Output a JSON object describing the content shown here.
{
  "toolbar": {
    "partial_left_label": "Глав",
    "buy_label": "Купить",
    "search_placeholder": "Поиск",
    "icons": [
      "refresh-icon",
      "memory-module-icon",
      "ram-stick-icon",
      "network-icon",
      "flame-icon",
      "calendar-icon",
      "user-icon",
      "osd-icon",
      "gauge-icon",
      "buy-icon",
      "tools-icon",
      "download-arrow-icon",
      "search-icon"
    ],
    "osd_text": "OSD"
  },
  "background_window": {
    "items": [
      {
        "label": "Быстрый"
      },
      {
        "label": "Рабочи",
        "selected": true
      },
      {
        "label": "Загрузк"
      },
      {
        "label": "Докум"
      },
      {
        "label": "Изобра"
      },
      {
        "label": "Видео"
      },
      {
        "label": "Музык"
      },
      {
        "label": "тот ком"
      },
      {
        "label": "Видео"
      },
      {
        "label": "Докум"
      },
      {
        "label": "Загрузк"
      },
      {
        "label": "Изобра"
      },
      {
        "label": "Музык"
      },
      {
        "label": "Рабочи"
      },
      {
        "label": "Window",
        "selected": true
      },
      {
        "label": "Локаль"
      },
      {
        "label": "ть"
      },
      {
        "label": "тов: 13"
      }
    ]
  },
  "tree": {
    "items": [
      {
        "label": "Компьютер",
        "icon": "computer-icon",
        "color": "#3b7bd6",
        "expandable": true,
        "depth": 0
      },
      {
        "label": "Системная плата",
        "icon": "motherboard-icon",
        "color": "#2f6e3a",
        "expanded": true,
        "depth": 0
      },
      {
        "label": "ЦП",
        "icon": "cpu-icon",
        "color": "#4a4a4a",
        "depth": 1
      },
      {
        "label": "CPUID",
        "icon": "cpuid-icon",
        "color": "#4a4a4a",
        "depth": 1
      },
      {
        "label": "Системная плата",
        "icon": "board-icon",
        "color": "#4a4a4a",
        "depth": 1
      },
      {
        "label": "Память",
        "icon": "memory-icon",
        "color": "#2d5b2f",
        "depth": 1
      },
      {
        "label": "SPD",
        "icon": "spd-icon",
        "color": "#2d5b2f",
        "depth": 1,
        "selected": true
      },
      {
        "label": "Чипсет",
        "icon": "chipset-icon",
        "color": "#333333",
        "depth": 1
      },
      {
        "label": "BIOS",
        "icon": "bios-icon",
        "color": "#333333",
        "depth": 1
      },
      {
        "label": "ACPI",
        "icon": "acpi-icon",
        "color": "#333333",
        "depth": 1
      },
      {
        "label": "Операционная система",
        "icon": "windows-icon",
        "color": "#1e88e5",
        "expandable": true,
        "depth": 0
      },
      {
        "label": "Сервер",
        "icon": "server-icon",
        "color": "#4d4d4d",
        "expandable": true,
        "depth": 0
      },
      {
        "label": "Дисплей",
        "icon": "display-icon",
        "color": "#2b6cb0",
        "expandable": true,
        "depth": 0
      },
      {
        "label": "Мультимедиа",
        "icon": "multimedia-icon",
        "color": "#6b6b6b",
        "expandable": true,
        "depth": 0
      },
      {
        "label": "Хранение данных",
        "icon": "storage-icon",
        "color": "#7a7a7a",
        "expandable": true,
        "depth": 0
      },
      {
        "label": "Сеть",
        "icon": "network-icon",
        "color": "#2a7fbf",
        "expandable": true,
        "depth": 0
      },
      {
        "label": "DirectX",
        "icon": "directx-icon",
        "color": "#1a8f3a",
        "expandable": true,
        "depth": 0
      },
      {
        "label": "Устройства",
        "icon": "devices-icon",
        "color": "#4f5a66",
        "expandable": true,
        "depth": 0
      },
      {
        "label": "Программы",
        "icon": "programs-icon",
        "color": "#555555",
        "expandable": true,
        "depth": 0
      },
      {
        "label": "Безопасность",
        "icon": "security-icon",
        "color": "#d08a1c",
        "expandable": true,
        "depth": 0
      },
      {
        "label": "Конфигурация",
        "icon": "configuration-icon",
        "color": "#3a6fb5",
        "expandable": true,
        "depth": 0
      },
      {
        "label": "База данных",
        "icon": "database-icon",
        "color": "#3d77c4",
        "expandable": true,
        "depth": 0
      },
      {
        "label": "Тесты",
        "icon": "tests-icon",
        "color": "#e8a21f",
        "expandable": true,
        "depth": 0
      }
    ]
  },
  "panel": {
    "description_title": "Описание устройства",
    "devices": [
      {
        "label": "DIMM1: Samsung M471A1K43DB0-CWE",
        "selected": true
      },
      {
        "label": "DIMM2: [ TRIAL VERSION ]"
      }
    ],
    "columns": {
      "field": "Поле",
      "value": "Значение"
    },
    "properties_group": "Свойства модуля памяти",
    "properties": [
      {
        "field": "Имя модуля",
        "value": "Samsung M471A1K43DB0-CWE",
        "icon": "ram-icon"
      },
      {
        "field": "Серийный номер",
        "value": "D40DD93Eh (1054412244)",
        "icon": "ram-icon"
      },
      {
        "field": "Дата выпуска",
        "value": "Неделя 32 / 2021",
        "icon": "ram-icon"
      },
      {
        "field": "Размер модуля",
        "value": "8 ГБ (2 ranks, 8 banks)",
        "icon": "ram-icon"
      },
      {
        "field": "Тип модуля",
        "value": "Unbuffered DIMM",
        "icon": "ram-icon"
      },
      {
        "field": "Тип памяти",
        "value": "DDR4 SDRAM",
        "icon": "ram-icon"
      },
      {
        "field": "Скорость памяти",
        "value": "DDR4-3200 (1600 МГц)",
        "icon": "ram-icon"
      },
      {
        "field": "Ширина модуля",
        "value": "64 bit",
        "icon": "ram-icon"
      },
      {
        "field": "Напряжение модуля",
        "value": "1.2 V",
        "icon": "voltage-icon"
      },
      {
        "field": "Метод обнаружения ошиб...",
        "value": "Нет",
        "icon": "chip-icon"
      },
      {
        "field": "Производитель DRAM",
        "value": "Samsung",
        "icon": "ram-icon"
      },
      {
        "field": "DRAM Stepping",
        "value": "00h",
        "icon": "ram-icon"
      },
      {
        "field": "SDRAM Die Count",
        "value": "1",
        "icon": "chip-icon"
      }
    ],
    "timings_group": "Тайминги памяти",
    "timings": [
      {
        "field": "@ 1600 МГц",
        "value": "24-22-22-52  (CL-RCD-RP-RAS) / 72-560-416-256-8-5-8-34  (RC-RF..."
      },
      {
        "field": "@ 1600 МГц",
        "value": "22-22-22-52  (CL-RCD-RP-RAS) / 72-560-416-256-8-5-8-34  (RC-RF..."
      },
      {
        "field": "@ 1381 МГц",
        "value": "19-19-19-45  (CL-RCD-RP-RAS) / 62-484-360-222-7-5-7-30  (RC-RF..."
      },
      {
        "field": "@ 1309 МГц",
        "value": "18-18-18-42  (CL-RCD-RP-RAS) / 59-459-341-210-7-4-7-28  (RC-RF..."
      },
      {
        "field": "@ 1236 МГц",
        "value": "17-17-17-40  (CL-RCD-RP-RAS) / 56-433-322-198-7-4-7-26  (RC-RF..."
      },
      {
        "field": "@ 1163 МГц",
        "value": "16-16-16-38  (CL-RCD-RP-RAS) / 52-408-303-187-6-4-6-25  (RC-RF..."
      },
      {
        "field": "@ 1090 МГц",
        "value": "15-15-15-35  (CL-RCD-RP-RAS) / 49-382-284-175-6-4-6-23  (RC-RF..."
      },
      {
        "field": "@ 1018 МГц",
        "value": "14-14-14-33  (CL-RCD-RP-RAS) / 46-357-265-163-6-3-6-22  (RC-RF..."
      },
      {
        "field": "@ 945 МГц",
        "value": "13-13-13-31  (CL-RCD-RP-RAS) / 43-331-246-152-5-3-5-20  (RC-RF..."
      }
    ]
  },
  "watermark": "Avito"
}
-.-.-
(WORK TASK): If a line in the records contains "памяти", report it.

(OUTPUT OF THE TASK):
    "properties_group": "Свойства модуля памяти",
        "field": "Тип памяти",
        "field": "Скорость памяти",
    "timings_group": "Тайминги памяти",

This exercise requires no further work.